* _Source information_
#####

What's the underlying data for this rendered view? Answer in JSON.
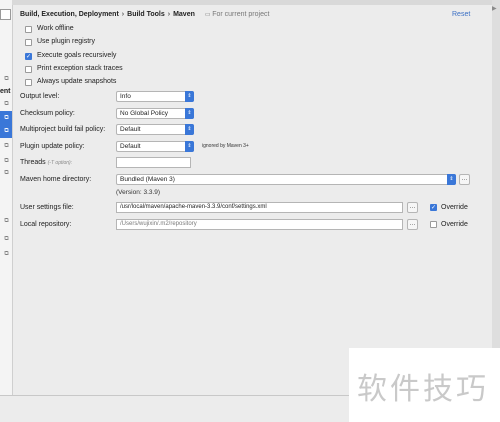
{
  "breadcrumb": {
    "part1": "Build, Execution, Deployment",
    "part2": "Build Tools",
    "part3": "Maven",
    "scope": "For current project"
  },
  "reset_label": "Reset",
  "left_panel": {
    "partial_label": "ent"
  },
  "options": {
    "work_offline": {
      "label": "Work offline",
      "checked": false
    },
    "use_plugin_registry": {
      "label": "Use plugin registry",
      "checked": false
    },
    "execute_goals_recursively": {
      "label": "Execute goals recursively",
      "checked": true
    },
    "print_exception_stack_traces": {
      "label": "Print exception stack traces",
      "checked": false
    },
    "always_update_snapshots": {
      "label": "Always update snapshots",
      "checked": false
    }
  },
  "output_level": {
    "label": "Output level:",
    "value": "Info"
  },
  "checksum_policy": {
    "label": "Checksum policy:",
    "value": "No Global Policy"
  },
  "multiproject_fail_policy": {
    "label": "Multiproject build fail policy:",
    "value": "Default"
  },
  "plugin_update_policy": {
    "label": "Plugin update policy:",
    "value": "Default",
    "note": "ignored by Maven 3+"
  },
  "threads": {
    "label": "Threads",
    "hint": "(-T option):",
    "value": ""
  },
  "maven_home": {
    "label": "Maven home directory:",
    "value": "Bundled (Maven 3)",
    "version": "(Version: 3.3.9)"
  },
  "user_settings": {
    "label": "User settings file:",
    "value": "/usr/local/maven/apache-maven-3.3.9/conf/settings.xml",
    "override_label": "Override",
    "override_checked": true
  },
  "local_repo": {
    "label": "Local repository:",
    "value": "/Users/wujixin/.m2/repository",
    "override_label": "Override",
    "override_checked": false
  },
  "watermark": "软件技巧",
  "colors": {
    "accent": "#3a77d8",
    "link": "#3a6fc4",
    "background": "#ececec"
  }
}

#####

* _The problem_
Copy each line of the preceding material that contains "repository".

* _Solved problem_
    "label": "Local repository:",
    "value": "/Users/wujixin/.m2/repository",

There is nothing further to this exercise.